The Drought in Afghanistan
The drought has affected 20 provinces in the country. Almost 1.5 million people rely on agriculture products for food in these affected regions. It has majorly affected the planting of wheat and livestock pastures. The Famine Early Warning System Network has placed many regions in Afghanistan in a crisis state and some regions are even considered to be in emergency phases. Due to the drought in Afghanistan, the number of households in the crisis to emergency phases are expected to rise even more.
The Effect on Refugee Crisis
The recent drought in Afghanistan has added more pressure to the refugee and displaced person population in the region. Water levels are so low that, in some areas, dry wells are driving even more people to leave the country.
Continuous conflict and unemployment have been a typical factor of migration in Afghanistan, but now the drought adds to the problem. During the recent refugee crisis, Afghans were the second largest group of refugees. Countries like Iran and Pakistan are no longer welcoming Afghanistan refugees and are even encouraging refugees to return home. Those who are unable to leave the country move into urban cities in order to find work to provide for their family.
International Response to Drought in Afghanistan
The European Union has recently added $22.7 million in emergency aid to the region in response to the severeness of the drought in Afghanistan. The recent funding will help to provide assistance to projects on the ground. These ground projects include food assistance, water, sanitation and health care.

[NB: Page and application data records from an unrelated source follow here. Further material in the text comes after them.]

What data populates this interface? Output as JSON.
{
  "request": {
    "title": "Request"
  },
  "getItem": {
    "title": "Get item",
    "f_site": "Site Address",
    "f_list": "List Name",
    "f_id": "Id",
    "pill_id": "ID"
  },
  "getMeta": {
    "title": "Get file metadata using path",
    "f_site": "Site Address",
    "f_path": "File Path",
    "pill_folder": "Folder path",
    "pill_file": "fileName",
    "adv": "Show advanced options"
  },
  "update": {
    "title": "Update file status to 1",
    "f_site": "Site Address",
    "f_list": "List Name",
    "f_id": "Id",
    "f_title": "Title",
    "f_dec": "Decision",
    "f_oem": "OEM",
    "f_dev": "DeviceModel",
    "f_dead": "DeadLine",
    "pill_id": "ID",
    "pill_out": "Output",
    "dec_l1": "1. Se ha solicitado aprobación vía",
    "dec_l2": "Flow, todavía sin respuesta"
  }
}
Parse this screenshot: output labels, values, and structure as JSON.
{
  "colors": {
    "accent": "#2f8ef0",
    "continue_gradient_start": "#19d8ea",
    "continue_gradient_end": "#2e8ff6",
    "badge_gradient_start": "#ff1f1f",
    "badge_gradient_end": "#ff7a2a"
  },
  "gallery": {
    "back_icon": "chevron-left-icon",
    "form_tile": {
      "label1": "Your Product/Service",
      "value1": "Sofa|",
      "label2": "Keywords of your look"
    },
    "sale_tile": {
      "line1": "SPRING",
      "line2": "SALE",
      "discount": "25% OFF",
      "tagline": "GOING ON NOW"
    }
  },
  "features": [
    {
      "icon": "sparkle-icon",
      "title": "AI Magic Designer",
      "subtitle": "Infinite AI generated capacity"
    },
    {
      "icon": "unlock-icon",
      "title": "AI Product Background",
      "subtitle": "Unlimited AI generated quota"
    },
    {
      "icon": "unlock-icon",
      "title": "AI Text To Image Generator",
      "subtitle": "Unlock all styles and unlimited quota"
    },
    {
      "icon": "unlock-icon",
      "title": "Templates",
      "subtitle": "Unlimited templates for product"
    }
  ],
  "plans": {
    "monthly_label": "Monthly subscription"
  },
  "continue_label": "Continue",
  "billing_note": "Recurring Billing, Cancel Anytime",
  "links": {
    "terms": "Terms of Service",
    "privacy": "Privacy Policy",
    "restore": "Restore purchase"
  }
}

A portion of this help will come from the EU’s own Emergency Response Mechanism that provides assistance to vulnerable regions. The Humanitarian Country Team also plans to revise their Humanitarian Response Plan (HRP) to ask for $177 million in aid to assist people affected by the drought. The revision of the HRP plans to reach 4.2 million people across the country in various aspects, especially agriculture, sanitation and nutrition. These programs aim to ensure food security in the region as the number of households in need of emergency assistance increases.
There is hope for the region to somewhat sustain itself. The coming of Fall and El Nino, routine climate pattern, are promising to planters in Afghanistan. El Nino is expected to provide more than average precipitation in the coming season. The areas planted for wheat are expected to be higher than average due to the prediction of high precipitation.
This prediction, however, is one of many and there are other outcomes for the spread of rainfall. Hopefully, rainfall will return to the region and provide farmers with the resources to plant and harvest. As long as the people in urgent need of humanitarian aid are assisted, there is hope to ensure food security for those most affected by the drought in Afghanistan.
– Olivia Halliburton